To be enforceable, contract termination letters need to follow the requirements of contract laws as stated by the laws in the area. Also, the contract termination letter should follow the termination requirements as stated in the original contract (if there are any).
For example, if the original contract contains specific termination provisions, these should be adhered to by all the parties signing the termination letter. In many cases, the contract termination is treated as if it were a new contract, and therefore should be executed with all the proper contract formalities (signed, witnessed, etc.).
Most contract termination letters will contain the following vital pieces of information:
- Names, contact info, and relationships of all the parties involved (both in the original contract and in the termination)
- Terms and conditions of the original contract that relate to contract termination
- The basis on which the contract is being terminated, for example, fraud, mistake, misrepresentation, impossibility, prior agreement, etc.
- Issues involving monetary compensation or penalties for early termination of a contract
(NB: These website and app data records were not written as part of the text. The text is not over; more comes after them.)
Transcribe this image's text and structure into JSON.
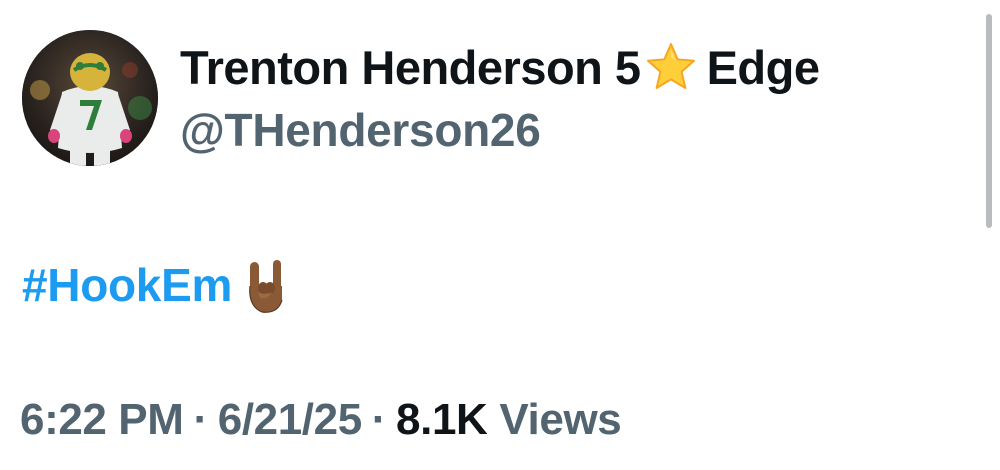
{
  "author": {
    "display_name": "Trenton Henderson 5",
    "badge_icon": "star-icon",
    "display_name_suffix": "Edge",
    "handle": "@THenderson26",
    "avatar_icon": "football-player-avatar"
  },
  "tweet": {
    "hashtag": "#HookEm",
    "emoji_icon": "horns-hand-icon"
  },
  "meta": {
    "time": "6:22 PM",
    "separator": "·",
    "date": "6/21/25",
    "views_count": "8.1K",
    "views_label": "Views"
  },
  "colors": {
    "text_primary": "#0f1419",
    "text_secondary": "#536471",
    "link": "#1d9bf0",
    "background": "#ffffff"
  }
}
- Confirmation that all parties were notified of the termination
- Important dates, such as the date of the original contract, dates for performance, and dates surrounding the termination agreement
- Any other important information that is deemed necessary for the agreement
In general, it’s best if an attorney drafts and reviews the contract termination. That way, the parties can be assured that the document follows contract laws and doesn’t violate any provisions in the original contract.
Contract termination letters can sometimes be necessary to ensure that both parties are treated fairly at the end of a contract. Whether the contract involves employment, sales, real estate, or other issues, a termination letter can help prevent costs and legal penalties associated with a breach of contract. It’s in your best interest to contact a contract attorney for assistance in writing, reviewing, or enforcing a contract termination letter.